Evaluating the Chair's Back Support
Check the chair for adequate upper and middle back support. Proper ergonomic chairs will offer full upper and middle back support. If you are going to be sitting for a long period of time, supporting your back and its natural shape will be important in preventing injury or strain. Make sure your ergonomic chair has excellent upper and middle back support before making a purchase.
- The backrest should be between 12” and 19” wide.
- Your chair's backrest should support the natural curve and shape of your back.
- Most backrests will be adjustable to support the contours of your back.
Examine the chair's lumbar support.
Chairs without proper lumbar support will have a damaging and flattening effect on your lower back. The lower back has a natural inward curve and poorly designed chairs will cause this curve to straighten out. Make sure your chair helps you maintain your lower back's normal curvature to help your back stay strong and healthy.
- Lumbar support can be adjusted by raising or lowering the chair's back support pad.
- Chairs that have an unadjustable back won't be a good fit for everyone.
Make sure the backrest can be adjusted or reclined.
Being able to recline or adjust the back of your chair will affect the amount of weight placed on your lower back. If you are planning on being seated for a majority of the day, reclining can help relieve pressure on your spinal discs and lower back muscles.
- Avoid buying an ergonomic chair that can't recline.
- Most chairs can be locked into the most comfortable reclined position you find.
- Back pressure is lowest between 110° and 130° of reclining.
- People with lower back injuries can benefit the most from reclining chairs.
Evaluating the Chair's Seat
Make sure the seat is the right size for you.
Seats that are too big or too small can affect your comfort and health when using them for long periods of time. When you are searching for a good ergonomic chair, you'll want to make sure that the seat is right size for you or anyone using it. Keep some of these criteria in mind when judging the seat size of an ergonomic chair:
- The seat should be about an inch wider than your hips.

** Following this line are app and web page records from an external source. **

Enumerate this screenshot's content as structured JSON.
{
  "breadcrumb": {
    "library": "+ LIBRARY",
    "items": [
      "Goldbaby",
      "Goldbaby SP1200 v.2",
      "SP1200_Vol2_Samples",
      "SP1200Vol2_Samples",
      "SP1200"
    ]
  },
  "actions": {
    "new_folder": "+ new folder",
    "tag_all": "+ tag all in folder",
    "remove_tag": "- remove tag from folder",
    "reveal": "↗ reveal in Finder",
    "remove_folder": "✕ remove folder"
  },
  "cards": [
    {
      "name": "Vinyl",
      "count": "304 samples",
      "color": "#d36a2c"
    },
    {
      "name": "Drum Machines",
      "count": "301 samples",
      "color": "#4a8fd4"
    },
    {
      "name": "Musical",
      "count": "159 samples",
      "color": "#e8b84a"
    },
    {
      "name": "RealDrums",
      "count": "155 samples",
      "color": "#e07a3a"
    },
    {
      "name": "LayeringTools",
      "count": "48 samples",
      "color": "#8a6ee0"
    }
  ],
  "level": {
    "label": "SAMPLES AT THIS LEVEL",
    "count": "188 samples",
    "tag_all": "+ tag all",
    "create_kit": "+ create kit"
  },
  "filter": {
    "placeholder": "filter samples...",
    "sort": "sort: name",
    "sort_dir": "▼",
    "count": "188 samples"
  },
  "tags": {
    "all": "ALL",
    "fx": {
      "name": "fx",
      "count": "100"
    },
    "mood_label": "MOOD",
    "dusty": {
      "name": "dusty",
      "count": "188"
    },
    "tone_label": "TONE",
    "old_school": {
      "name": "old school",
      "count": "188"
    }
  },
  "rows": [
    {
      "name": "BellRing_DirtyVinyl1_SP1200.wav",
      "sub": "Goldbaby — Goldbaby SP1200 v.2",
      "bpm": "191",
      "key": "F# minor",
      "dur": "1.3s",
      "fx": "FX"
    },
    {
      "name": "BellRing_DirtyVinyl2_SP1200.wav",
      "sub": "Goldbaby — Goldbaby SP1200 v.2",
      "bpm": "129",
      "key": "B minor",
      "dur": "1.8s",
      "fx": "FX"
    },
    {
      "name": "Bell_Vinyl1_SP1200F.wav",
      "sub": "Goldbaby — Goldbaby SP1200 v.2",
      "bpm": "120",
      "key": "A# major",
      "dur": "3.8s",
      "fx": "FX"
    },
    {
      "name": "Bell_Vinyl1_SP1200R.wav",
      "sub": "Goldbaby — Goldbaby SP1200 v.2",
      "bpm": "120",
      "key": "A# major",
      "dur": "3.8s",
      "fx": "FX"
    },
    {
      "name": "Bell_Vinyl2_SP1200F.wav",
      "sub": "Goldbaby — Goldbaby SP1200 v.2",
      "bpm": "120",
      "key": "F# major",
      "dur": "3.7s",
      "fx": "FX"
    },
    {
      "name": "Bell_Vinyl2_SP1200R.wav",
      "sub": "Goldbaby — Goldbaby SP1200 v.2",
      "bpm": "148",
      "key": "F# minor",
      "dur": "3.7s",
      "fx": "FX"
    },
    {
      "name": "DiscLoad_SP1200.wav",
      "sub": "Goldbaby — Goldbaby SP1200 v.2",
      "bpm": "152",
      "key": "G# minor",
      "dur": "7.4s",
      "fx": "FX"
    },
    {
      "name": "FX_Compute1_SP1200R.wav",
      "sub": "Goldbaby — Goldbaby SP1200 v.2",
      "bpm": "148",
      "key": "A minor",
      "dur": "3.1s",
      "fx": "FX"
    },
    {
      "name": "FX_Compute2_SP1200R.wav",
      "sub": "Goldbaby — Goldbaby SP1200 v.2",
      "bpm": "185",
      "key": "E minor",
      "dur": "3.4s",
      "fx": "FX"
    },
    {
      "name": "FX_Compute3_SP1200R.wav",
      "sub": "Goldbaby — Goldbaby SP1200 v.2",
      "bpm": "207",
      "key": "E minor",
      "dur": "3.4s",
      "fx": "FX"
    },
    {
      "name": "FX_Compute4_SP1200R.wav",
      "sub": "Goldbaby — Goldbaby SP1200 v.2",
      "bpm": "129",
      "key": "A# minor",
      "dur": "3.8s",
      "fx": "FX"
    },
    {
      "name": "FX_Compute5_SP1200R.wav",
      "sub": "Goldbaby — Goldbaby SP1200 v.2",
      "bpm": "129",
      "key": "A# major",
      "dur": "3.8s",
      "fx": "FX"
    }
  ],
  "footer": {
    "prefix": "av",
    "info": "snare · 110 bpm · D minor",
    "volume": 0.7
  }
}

- The seat pan should be positioned just behind your knees.
Check the padding of the seat.
You will likely be spending a large amount of time seated in your ergonomic chair. Because of this, you'll want to make sure that your chair is properly and adequately padded to help ensure comfort and ergonomic support. Make sure the chair's seat is made of high quality foam before making a purchase.
- Low quality foam can break down quickly, causing your chair to become uncomfortable.

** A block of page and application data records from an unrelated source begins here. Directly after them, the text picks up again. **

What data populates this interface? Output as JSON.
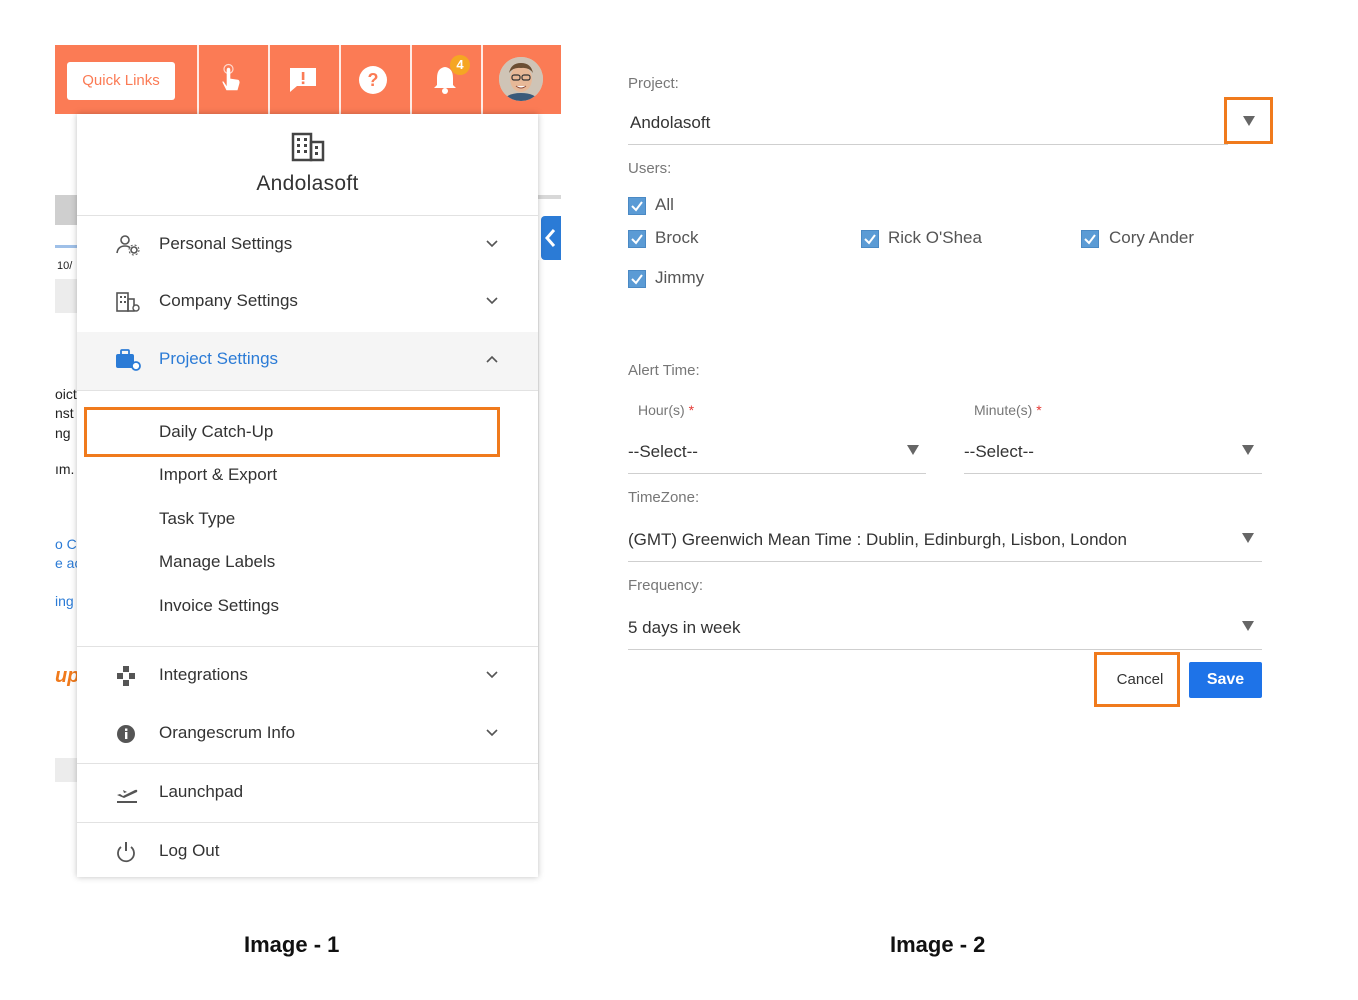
{
  "image1": {
    "topbar": {
      "quick_links_label": "Quick Links",
      "notification_count": "4",
      "icons": [
        "hand-pointer-icon",
        "feedback-icon",
        "help-icon",
        "bell-icon",
        "user-avatar"
      ]
    },
    "background_fragments": [
      "10/",
      "oict",
      "nst",
      "ng",
      "ım.",
      "o C",
      "e ac",
      "ing",
      "up"
    ],
    "menu": {
      "company_name": "Andolasoft",
      "items": [
        {
          "label": "Personal Settings",
          "icon": "user-gear-icon"
        },
        {
          "label": "Company Settings",
          "icon": "building-gear-icon"
        },
        {
          "label": "Project Settings",
          "icon": "briefcase-gear-icon",
          "expanded": true
        }
      ],
      "project_sub_items": [
        "Daily Catch-Up",
        "Import & Export",
        "Task Type",
        "Manage Labels",
        "Invoice Settings"
      ],
      "lower_items": [
        {
          "label": "Integrations",
          "icon": "puzzle-icon"
        },
        {
          "label": "Orangescrum Info",
          "icon": "info-icon"
        },
        {
          "label": "Launchpad",
          "icon": "plane-takeoff-icon"
        },
        {
          "label": "Log Out",
          "icon": "power-icon"
        }
      ]
    },
    "caption": "Image - 1"
  },
  "image2": {
    "project": {
      "label": "Project:",
      "value": "Andolasoft"
    },
    "users": {
      "label": "Users:",
      "options": [
        "All",
        "Brock",
        "Rick O'Shea",
        "Cory Ander",
        "Jimmy"
      ]
    },
    "alert_time": {
      "label": "Alert Time:",
      "hours_label": "Hour(s)",
      "hours_value": "--Select--",
      "minutes_label": "Minute(s)",
      "minutes_value": "--Select--",
      "required_mark": "*"
    },
    "timezone": {
      "label": "TimeZone:",
      "value": "(GMT) Greenwich Mean Time : Dublin, Edinburgh, Lisbon, London"
    },
    "frequency": {
      "label": "Frequency:",
      "value": "5 days in week"
    },
    "buttons": {
      "cancel": "Cancel",
      "save": "Save"
    },
    "caption": "Image - 2"
  },
  "colors": {
    "brand_orange": "#fb7b55",
    "highlight": "#f07a1c",
    "link_blue": "#2b7bd6",
    "save_blue": "#1e73e8"
  }
}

- You should be able sit comfortably in the chair for at least an hour.
- Improperly padded chair seats can cause misalignments in the hips and back issues.

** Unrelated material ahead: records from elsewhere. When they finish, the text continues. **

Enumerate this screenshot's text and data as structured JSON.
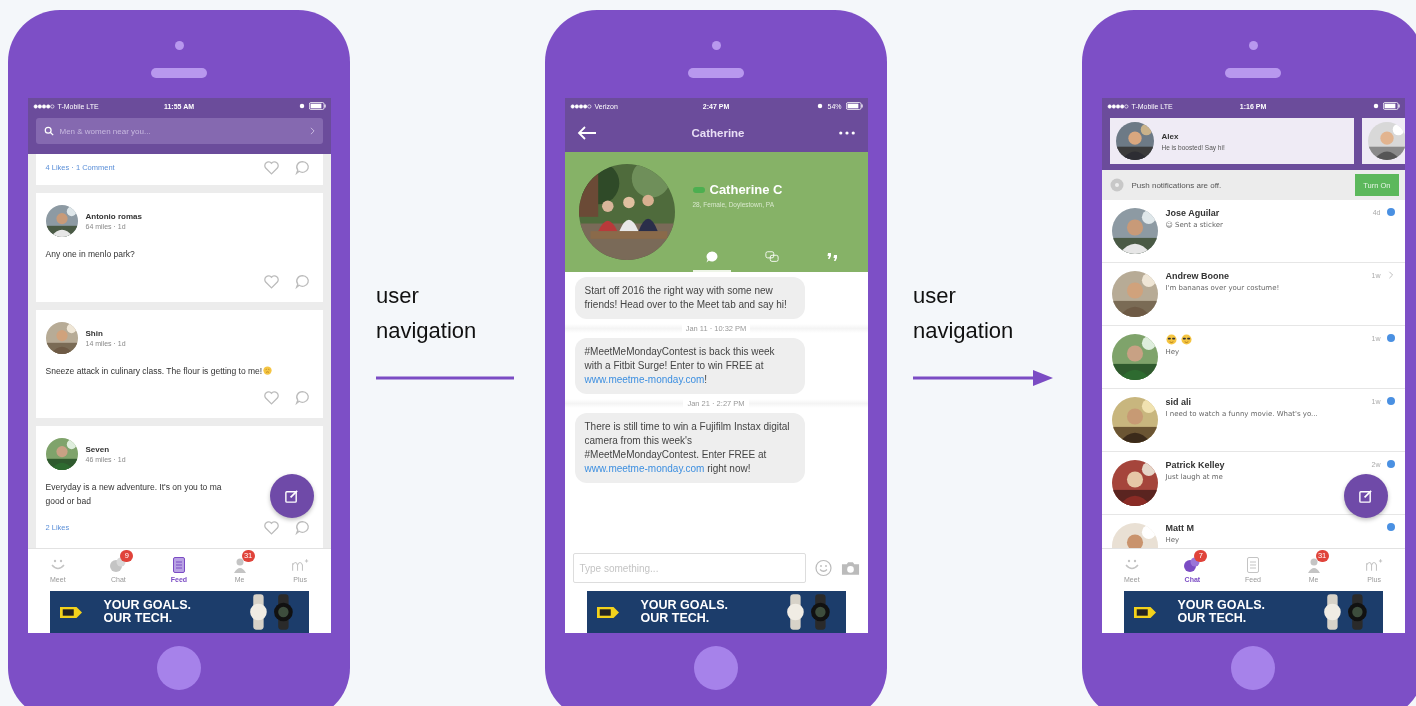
{
  "phones": [
    {
      "kind": "feed",
      "status_bar": {
        "carrier": "T-Mobile  LTE",
        "time": "11:55 AM"
      },
      "search": {
        "placeholder": "Men & women near you..."
      },
      "top_card": {
        "stats": "4 Likes · 1 Comment"
      },
      "posts": [
        {
          "name": "Antonio romas",
          "meta": "64 miles · 1d",
          "lines": [
            "Any one in menlo park?"
          ],
          "emoji": false
        },
        {
          "name": "Shin",
          "meta": "14 miles · 1d",
          "lines": [
            "Sneeze attack in culinary class. The flour is getting to me!"
          ],
          "emoji": true
        },
        {
          "name": "Seven",
          "meta": "46 miles · 1d",
          "lines": [
            "Everyday is a new adventure. It's on you to ma",
            "good or bad"
          ],
          "emoji": false,
          "stats": "2 Likes"
        }
      ],
      "tab_bar": [
        {
          "label": "Meet",
          "selected": false
        },
        {
          "label": "Chat",
          "selected": false,
          "badge": "9"
        },
        {
          "label": "Feed",
          "selected": true
        },
        {
          "label": "Me",
          "selected": false,
          "badge": "31"
        },
        {
          "label": "Plus",
          "selected": false
        }
      ],
      "ad": {
        "headline": [
          "YOUR GOALS.",
          "OUR TECH."
        ]
      }
    },
    {
      "kind": "chat",
      "status_bar": {
        "carrier": "Verizon",
        "time": "2:47 PM",
        "battery": "54%"
      },
      "title": "Catherine",
      "profile": {
        "name": "Catherine C",
        "details": "28, Female, Doylestown, PA"
      },
      "profile_tabs": [
        {
          "selected": true
        },
        {
          "selected": false
        },
        {
          "selected": false
        }
      ],
      "messages": [
        {
          "kind": "bubble",
          "parts": [
            {
              "text": "Start off 2016 the right way with some new friends! Head over to the Meet tab and say hi!",
              "link": false
            }
          ]
        },
        {
          "kind": "timestamp",
          "text": "Jan 11 · 10:32 PM"
        },
        {
          "kind": "bubble",
          "parts": [
            {
              "text": "#MeetMeMondayContest is back this week with a Fitbit Surge! Enter to win FREE at ",
              "link": false
            },
            {
              "text": "www.meetme-monday.com",
              "link": true
            },
            {
              "text": "!",
              "link": false
            }
          ]
        },
        {
          "kind": "timestamp",
          "text": "Jan 21 · 2:27 PM"
        },
        {
          "kind": "bubble",
          "parts": [
            {
              "text": "There is still time to win a Fujifilm Instax digital camera from this week's #MeetMeMondayContest. Enter FREE at ",
              "link": false
            },
            {
              "text": "www.meetme-monday.com",
              "link": true
            },
            {
              "text": " right now!",
              "link": false
            }
          ]
        }
      ],
      "composer": {
        "placeholder": "Type something..."
      },
      "ad": {
        "headline": [
          "YOUR GOALS.",
          "OUR TECH."
        ]
      }
    },
    {
      "kind": "inbox",
      "status_bar": {
        "carrier": "T-Mobile  LTE",
        "time": "1:16 PM"
      },
      "boost": {
        "name": "Alex",
        "text": "He is boosted! Say hi!"
      },
      "notice": {
        "text": "Push notifications are off.",
        "button": "Turn On"
      },
      "conversations": [
        {
          "kind": "text",
          "name": "Jose Aguilar",
          "message": "☺ Sent a sticker",
          "time": "4d",
          "unread": true
        },
        {
          "kind": "text",
          "name": "Andrew Boone",
          "message": "I'm bananas over your costume!",
          "time": "1w",
          "unread": false
        },
        {
          "kind": "emoji",
          "message": "Hey",
          "time": "1w",
          "unread": true
        },
        {
          "kind": "text",
          "name": "sid ali",
          "message": "I need to watch a funny movie. What's yo...",
          "time": "1w",
          "unread": true
        },
        {
          "kind": "text",
          "name": "Patrick Kelley",
          "message": "Just laugh at me",
          "time": "2w",
          "unread": true
        },
        {
          "kind": "text",
          "name": "Matt M",
          "message": "Hey",
          "unread": true
        }
      ],
      "tab_bar": [
        {
          "label": "Meet",
          "selected": false
        },
        {
          "label": "Chat",
          "selected": true,
          "badge": "7"
        },
        {
          "label": "Feed",
          "selected": false
        },
        {
          "label": "Me",
          "selected": false,
          "badge": "31"
        },
        {
          "label": "Plus",
          "selected": false
        }
      ],
      "ad": {
        "headline": [
          "YOUR GOALS.",
          "OUR TECH."
        ]
      }
    }
  ],
  "connectors": [
    {
      "label": "user navigation",
      "arrowhead": false
    },
    {
      "label": "user navigation",
      "arrowhead": true
    }
  ]
}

Consider if you can tilt the seat of the chair.
Although the ability to tilt the chair's seat is often optional, you may still want to have this feature included in your chair. Tilting the chair seat can help you maintain proper posture when sitting in the chair. If you think the ability to tilt your chair's seat would help you sit more comfortably, check to see if your ergonomic chair has this capability.
Finalizing Your Choice
Try out chairs in person.
Although you can learn a lot about a chair from reading its specifications, it's still a good idea to try a chair out in person. By sitting in a chair, you will be able to directly feel how comfortable it is and learn if it can be properly adjusted to your needs. Whenever possible, try to examine an ergonomic chair in person to make sure it's the one for you.
Consider the details of the chair.
There are many features to consider when looking for the perfect ergonomic chair. Because there is so much to consider, some aspects of the chair may get overlooked. Think about some of the following parts of the chair you are looking at to help you finalize your choice:
- Chair bases should have five spokes.
- The chair's casters should move easily and freely.
- If the chair comes with a headrest, make sure it's a good fit for your body type.
- You may need a foot rest if the chair's height is too high and cannot be adjusted.
- You'll want to think about which chair covering is best. Vinyl coverings can be easy to clean but don't breathe well. Cloth seat covers can allow for airflow but may be tougher to keep clean.
Think about different chair styles.
There are many different types and styles of ergonomic chairs available. These chairs will differ from the traditional style of chair and each will have its own unique benefit and purpose. Take a look at some of these unique styles of ergonomic chairs to learn if one of them might be a good fit for your needs.
- Kneeling chairs have no back and can help you to improve your posture and back health.
- Saddle chairs are good choices for computer or desk work. They are shaped like a horse saddle and can help make your back stronger and healthier.
- Exercise balls can help keep you moving and actively require you to stay balanced.
- For people with back issues, reclining chairs with footrests can be the most comfortable choice.